Insulation Case Set Precedent for Future Asbestos Litigation

One of the first successful asbestos insulation cases involved a man named Clarence Borel.

Borel was exposed to asbestos throughout his 30-year career as an industrial insulation worker. From 1936 to 1969, Borel was in contact with asbestos insulation daily.

He was not required to wear a respirator or any personal protective equipment (PPE).

In his deposition, Borel testified he often inhaled asbestos dust from insulation. However, he did not know how dangerous the dust was.

“Yes, I knew the dust was bad, but we used to talk (about) it among the insulators, (about) how bad was this dust, could it give you TB, could it give you this, and everyone was saying no, that dust don’t hurt you, it dissolves as it hits your lungs.”

As a result of asbestos exposure, Borel developed asbestosis and mesothelioma. In 1969, he filed a case against 11 asbestos companies. Four defendants settled out of court, and those remaining continued to trial.

The remaining plaintiffs were:

  • Armstrong Cork Corporation
  • Fibreboard Paper Products Corporation
  • Johns-Manville Corporation
  • Pittsburgh Corning Corporation
  • Philip Carey Corporation
  • Ruberoid Corporation, a Division of GAF Corporation

Borel died before the case concluded and his wife was substituted as the plaintiff. All defendants were found liable. The jury awarded Mrs. Borel $79,436.24.

The American Museum of Tort Law considers Borel’s case an important landmark in asbestos litigation.

“Borel v. Fibreboard Paper Products Corp. was the first successful suit by an insulation worker against asbestos manufacturers. The success of the Borel case inspired a large number of lawsuits and facilitated controlling hazardous materials in the workplace through product liability actions. Subsequently, hundreds of thousands of asbestos victims, mostly workers, filed lawsuits in courts across the country.”

– American Museum of Tort Law

Examples of Compensation Following Exposure to Asbestos Insulation

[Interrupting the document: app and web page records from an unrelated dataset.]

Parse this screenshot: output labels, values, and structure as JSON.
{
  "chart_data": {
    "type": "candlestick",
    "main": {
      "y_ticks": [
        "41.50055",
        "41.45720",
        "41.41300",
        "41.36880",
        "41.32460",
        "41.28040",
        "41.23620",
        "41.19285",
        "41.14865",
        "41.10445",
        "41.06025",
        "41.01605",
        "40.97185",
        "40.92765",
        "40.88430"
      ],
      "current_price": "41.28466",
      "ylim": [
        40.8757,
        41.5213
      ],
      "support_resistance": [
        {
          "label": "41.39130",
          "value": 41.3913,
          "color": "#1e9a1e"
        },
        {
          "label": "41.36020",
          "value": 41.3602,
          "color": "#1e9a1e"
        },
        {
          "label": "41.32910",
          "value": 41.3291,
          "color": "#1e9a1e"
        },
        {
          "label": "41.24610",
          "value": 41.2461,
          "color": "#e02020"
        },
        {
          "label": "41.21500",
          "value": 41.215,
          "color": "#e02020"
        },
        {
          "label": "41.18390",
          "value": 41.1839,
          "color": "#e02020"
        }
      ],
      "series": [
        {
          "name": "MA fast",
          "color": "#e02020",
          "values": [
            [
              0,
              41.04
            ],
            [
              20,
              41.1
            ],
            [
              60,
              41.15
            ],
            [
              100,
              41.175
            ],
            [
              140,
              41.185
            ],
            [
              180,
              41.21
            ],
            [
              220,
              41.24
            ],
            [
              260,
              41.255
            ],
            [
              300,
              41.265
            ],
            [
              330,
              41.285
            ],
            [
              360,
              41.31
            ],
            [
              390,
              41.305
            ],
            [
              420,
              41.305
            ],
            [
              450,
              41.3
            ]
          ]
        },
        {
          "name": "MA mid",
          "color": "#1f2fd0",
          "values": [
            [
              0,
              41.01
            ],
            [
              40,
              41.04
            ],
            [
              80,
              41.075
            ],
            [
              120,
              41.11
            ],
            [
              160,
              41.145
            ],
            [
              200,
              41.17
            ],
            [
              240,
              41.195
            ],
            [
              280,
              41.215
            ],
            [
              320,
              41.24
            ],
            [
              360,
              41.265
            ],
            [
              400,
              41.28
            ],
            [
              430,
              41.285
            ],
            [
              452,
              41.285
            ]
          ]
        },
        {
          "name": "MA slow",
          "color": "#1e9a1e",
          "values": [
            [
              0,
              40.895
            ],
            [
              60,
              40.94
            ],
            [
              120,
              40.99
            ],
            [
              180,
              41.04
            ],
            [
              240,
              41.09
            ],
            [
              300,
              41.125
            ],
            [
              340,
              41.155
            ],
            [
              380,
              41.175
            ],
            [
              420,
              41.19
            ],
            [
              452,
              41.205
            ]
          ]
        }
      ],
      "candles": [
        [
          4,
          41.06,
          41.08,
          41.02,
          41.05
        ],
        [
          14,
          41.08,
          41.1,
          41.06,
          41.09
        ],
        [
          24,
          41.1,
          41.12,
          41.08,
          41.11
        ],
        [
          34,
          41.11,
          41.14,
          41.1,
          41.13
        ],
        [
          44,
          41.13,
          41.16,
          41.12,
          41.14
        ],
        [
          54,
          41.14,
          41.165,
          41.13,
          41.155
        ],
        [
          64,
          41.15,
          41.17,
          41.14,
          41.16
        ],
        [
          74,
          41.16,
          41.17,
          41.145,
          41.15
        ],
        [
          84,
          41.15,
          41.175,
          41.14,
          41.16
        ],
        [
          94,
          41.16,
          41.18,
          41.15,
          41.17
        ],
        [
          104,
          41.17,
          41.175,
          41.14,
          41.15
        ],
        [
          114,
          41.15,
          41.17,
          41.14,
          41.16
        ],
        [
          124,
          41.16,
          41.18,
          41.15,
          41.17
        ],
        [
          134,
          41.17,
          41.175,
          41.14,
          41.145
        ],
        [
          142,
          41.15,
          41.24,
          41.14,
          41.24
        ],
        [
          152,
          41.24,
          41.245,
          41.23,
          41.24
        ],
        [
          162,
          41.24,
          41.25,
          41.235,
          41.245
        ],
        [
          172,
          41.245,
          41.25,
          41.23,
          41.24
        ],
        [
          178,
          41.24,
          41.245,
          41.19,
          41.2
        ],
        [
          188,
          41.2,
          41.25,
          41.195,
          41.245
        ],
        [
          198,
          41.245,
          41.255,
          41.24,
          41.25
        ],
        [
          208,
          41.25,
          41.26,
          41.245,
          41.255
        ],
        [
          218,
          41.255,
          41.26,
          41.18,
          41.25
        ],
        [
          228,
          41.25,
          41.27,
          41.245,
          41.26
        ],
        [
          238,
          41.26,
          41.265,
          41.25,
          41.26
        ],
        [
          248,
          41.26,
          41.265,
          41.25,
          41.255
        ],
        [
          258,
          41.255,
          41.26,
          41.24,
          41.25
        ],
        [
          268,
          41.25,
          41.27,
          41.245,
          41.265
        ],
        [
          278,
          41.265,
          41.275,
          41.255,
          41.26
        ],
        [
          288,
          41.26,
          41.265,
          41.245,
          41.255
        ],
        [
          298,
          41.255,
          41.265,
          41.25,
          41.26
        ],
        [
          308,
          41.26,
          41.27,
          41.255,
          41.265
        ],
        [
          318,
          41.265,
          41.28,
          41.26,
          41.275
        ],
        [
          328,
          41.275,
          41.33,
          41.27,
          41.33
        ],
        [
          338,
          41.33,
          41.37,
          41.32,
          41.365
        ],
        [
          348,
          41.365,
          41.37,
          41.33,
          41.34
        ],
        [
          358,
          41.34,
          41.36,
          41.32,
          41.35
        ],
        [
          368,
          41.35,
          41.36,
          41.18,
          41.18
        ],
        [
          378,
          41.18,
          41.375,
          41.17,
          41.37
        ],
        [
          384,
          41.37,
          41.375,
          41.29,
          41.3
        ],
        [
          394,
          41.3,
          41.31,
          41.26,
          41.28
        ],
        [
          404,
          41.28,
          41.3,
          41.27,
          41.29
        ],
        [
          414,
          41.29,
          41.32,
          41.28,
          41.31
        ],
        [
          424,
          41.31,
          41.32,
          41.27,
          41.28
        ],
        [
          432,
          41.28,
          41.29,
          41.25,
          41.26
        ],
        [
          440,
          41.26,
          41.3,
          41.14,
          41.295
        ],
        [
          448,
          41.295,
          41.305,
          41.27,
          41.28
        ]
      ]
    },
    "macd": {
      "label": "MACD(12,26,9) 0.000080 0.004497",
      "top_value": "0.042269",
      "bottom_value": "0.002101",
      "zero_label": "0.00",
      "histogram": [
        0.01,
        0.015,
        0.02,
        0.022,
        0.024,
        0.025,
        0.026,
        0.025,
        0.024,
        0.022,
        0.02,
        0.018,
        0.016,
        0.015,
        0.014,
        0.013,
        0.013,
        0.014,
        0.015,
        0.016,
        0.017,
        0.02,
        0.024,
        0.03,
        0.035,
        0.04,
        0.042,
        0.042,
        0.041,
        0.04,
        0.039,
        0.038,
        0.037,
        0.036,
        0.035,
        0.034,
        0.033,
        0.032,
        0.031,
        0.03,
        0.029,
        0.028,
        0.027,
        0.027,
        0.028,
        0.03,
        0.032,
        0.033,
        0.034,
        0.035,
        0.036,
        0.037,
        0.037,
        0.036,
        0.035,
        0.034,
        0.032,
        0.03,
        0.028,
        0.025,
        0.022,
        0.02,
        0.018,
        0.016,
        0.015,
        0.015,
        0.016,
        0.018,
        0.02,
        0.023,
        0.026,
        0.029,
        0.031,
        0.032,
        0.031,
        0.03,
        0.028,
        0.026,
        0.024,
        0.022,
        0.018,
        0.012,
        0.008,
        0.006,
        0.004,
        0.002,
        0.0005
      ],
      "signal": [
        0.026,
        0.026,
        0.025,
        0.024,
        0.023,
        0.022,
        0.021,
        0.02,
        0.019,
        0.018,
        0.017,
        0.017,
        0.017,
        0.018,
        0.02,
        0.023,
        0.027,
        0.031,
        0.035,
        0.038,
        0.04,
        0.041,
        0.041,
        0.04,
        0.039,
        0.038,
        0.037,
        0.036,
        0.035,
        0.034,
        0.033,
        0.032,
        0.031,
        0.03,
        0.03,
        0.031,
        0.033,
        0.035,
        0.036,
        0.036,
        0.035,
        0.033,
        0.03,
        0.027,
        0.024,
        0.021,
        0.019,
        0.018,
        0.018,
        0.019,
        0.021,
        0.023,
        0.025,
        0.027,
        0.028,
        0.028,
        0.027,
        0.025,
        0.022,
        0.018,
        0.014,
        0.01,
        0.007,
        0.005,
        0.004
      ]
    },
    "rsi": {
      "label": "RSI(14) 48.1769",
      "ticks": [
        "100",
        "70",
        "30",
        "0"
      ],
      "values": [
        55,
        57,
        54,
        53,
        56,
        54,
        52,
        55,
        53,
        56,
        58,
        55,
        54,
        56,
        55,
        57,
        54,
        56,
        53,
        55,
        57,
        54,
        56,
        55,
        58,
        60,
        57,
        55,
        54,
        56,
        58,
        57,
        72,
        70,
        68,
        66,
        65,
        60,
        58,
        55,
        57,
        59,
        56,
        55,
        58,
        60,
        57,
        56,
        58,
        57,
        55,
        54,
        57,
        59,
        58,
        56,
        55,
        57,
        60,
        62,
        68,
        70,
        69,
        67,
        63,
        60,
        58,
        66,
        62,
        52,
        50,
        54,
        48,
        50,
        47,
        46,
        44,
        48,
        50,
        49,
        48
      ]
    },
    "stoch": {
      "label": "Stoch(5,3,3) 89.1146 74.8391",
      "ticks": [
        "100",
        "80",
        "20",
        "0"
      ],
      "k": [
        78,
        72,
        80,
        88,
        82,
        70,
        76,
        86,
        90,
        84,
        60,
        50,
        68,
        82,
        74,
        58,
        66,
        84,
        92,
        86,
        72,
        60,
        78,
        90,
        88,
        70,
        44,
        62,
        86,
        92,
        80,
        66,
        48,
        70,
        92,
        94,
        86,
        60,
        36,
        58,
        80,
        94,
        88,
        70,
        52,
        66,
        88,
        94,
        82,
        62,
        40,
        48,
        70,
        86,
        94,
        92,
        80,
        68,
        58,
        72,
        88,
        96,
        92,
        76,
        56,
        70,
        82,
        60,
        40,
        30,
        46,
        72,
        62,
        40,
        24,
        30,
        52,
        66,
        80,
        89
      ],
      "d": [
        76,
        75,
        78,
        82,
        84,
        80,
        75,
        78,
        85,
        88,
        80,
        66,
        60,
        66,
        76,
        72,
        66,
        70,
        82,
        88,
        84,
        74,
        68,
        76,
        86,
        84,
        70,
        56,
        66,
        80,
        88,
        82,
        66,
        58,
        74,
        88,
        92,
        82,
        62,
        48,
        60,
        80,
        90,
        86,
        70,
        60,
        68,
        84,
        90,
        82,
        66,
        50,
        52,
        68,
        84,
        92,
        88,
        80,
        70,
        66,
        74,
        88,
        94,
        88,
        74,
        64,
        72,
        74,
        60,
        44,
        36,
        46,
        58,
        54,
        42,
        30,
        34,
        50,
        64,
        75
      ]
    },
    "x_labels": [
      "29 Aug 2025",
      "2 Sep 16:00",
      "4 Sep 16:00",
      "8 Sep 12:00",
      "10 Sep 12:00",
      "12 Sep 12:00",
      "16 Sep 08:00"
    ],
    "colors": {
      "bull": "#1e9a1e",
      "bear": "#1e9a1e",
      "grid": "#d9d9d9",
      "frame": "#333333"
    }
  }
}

Lawsuits are one avenue mesothelioma patients can seek compensation. Notable asbestos insulation-related lawsuit verdicts include:

  • In September 2020, a California jury awarded a plaintiff $2.6 million. The plaintiff was a retired Navy veteran. He developed mesothelioma from exposure to asbestos insulation during service. He was exposed to insulation manufactured by Metalclad Insulation Corporation.
  • In October 2018, a North Carolina jury awarded one of the largest verdict amounts for an asbestos insulation case. The jury awarded the family of an asbestos victim $32.7 million. The victim died of mesothelioma resulting from workplace exposure to asbestos insulation. He worked in a tire plant, where he was exposed to asbestos pipe insulation installed by Covil Corporation. Though Covil tried to appeal the verdict, it was affirmed by several federal appellate courts.
  • In September 2017, a Massachusetts jury awarded a former power plant worker $7.55 million. From 1968 to 1976, the plaintiff worked as an equipment operator at a New Hampshire plant. During his work, the plaintiff was exposed to Kaylo brand insulation produced by Owens-Corning Fiberglas. The insulation was installed by New England Insulation, the defendants in the case. The plaintiff’s workplace exposure led him to develop mesothelioma. The jury ordered New England Insulation to pay the man damages for his exposure and disease.

Experienced mesothelioma lawyers can help mesothelioma patients and other asbestos victims receive compensation. Lawyers will assist plaintiffs with choosing their best option for compensation.